§ WORK ORDER:
Go through the lines below. Copy those with "screenshot".

§ SOURCE MATERIAL:
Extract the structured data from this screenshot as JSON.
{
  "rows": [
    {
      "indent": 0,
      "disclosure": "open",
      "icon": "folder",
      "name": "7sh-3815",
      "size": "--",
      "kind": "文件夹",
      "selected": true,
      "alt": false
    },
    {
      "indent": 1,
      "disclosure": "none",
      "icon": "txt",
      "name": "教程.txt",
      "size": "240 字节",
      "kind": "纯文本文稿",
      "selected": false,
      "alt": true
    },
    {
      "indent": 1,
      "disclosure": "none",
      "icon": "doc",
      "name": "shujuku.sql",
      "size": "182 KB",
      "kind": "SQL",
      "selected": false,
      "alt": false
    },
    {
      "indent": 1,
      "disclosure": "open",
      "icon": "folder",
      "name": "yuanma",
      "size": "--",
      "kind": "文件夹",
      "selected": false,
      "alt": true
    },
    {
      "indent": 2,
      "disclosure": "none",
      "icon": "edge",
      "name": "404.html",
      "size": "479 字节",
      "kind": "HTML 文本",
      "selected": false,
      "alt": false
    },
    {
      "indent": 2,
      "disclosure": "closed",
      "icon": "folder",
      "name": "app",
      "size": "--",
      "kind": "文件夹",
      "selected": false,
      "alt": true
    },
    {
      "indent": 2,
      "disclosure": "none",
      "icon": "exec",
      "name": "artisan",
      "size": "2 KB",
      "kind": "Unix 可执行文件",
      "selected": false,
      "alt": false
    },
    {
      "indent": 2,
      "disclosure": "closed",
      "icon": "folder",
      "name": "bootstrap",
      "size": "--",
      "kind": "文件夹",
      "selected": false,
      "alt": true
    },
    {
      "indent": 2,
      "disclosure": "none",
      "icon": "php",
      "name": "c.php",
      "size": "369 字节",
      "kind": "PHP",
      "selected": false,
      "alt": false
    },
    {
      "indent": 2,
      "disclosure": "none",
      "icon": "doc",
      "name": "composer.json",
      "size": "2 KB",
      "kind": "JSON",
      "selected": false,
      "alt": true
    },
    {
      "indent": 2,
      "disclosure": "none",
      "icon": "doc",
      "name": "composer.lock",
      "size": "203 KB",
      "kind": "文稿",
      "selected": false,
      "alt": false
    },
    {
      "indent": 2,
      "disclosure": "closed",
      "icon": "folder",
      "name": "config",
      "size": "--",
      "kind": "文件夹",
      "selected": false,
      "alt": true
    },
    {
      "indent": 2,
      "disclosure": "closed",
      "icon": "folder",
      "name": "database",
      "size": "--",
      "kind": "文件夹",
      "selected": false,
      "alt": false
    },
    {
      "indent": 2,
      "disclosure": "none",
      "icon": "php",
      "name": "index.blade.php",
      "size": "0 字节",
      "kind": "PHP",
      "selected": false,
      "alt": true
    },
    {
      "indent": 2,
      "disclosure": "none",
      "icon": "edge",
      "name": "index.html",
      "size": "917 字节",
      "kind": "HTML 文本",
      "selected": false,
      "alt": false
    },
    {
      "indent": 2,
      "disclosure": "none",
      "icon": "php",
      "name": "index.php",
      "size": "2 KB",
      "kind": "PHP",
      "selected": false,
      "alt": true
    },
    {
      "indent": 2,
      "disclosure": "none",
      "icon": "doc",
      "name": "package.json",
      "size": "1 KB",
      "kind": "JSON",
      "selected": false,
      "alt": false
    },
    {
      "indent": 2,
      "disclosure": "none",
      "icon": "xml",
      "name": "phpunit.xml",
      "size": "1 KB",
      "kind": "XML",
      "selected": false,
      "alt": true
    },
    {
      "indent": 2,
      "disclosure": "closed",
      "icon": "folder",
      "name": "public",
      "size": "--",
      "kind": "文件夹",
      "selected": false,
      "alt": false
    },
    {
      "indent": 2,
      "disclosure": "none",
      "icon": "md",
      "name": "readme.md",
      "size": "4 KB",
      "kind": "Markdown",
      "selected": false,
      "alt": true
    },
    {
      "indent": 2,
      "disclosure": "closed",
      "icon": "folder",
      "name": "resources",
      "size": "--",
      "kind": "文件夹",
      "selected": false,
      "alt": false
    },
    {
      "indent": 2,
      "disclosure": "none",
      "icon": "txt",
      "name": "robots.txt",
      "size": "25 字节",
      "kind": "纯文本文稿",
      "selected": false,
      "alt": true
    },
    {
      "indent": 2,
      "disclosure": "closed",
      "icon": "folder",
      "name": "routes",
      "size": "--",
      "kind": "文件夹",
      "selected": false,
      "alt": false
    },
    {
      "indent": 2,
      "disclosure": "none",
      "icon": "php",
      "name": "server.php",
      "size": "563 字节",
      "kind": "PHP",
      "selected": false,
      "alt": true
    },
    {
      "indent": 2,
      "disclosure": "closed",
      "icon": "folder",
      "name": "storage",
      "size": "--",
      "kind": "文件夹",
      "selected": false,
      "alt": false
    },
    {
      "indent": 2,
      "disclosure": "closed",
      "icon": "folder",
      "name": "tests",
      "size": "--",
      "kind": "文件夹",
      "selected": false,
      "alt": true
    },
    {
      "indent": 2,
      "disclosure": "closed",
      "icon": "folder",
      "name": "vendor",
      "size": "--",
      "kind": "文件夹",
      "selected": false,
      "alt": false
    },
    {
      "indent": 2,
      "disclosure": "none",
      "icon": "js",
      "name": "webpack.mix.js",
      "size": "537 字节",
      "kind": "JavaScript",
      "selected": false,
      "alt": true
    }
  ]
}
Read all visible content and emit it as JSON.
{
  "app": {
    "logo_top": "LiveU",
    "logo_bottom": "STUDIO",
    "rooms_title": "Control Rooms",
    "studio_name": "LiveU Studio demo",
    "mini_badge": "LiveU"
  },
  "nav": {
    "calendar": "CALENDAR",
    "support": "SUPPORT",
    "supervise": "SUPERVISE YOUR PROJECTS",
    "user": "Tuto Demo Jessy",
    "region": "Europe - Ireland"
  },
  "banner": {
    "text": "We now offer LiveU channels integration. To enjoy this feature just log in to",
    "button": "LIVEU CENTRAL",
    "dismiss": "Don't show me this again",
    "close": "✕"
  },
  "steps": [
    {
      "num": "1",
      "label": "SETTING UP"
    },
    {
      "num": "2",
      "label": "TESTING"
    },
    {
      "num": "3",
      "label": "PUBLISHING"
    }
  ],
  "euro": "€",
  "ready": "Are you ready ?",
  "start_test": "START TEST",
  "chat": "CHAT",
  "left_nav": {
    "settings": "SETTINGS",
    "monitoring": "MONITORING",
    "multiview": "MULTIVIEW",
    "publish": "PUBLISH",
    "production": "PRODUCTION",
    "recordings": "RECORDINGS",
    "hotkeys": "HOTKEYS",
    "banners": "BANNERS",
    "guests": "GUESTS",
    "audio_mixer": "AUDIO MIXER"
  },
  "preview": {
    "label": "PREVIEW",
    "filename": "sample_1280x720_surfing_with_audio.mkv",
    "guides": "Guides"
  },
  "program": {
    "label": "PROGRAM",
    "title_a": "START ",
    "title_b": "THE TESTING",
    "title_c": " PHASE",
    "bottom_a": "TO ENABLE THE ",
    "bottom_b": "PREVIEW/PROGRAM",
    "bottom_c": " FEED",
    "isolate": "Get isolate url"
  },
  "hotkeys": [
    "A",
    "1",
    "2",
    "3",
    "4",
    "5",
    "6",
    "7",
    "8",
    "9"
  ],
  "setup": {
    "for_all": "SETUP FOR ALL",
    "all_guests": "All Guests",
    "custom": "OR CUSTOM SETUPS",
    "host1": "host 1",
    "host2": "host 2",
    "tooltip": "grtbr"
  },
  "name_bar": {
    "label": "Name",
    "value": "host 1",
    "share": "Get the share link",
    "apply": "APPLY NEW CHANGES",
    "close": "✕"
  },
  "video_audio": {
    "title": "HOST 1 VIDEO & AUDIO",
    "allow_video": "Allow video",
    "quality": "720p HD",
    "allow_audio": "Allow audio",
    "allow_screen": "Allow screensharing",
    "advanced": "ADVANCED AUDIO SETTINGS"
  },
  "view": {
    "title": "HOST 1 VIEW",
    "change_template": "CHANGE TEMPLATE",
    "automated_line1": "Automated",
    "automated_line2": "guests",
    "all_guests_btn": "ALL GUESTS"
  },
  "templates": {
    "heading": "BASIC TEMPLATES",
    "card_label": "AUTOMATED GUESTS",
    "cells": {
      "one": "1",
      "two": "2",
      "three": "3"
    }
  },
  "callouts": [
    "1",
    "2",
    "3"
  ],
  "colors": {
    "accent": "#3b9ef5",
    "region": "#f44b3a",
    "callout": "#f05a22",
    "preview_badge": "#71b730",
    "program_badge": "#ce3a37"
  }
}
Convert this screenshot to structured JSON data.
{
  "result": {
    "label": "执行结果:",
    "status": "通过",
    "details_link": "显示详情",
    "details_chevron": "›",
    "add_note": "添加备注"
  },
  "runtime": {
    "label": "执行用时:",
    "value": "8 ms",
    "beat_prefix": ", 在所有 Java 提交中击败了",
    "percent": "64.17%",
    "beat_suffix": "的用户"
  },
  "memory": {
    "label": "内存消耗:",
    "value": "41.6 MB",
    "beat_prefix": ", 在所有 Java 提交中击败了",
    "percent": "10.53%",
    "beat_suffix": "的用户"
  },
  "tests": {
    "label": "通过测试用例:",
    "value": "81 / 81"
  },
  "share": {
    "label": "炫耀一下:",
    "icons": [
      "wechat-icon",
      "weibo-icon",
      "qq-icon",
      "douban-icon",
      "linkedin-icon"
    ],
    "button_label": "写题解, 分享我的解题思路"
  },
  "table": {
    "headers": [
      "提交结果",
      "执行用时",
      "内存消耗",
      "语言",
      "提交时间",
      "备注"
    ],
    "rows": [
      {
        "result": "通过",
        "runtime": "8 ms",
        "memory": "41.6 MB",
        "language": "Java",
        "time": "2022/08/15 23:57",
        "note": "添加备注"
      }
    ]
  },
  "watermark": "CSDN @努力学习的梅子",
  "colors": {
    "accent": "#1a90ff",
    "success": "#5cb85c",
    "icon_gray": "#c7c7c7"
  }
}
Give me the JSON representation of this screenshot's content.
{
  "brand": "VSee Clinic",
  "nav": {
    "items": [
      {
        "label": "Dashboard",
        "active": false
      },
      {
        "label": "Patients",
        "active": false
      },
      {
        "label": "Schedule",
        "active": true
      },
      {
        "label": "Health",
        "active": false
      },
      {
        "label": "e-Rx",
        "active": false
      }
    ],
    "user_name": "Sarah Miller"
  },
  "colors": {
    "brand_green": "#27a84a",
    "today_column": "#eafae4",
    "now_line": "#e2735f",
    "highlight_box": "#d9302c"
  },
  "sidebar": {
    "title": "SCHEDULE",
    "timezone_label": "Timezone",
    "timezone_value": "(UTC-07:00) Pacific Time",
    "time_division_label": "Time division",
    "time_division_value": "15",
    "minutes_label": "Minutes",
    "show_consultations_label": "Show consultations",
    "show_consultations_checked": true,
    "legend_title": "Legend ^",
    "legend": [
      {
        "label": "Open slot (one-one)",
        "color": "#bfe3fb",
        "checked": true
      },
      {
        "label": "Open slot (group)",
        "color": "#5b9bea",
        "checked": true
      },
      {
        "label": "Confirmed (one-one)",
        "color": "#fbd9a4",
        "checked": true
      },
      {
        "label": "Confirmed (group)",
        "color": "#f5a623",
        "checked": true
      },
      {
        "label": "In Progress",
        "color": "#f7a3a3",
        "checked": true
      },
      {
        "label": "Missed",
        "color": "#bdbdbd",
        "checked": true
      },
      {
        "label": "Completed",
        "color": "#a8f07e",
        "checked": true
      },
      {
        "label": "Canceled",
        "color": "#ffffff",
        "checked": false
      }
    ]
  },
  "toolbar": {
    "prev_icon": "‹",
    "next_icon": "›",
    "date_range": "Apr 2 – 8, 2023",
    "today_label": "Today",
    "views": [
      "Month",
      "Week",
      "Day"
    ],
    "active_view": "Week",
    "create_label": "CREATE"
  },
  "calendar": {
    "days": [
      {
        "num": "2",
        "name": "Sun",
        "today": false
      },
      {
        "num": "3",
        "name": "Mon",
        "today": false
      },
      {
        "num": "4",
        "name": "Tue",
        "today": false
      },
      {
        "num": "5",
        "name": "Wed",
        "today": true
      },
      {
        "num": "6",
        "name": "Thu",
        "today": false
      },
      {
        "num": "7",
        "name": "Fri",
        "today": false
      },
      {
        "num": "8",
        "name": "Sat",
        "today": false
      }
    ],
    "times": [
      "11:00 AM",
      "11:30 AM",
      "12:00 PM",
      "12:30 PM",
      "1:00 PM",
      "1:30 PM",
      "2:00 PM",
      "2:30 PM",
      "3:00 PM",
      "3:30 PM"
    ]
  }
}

§ FINAL ANSWER:
Extract the structured data from this screenshot as JSON.
Convert this screenshot to structured JSON data.
Give me the JSON representation of this screenshot's content.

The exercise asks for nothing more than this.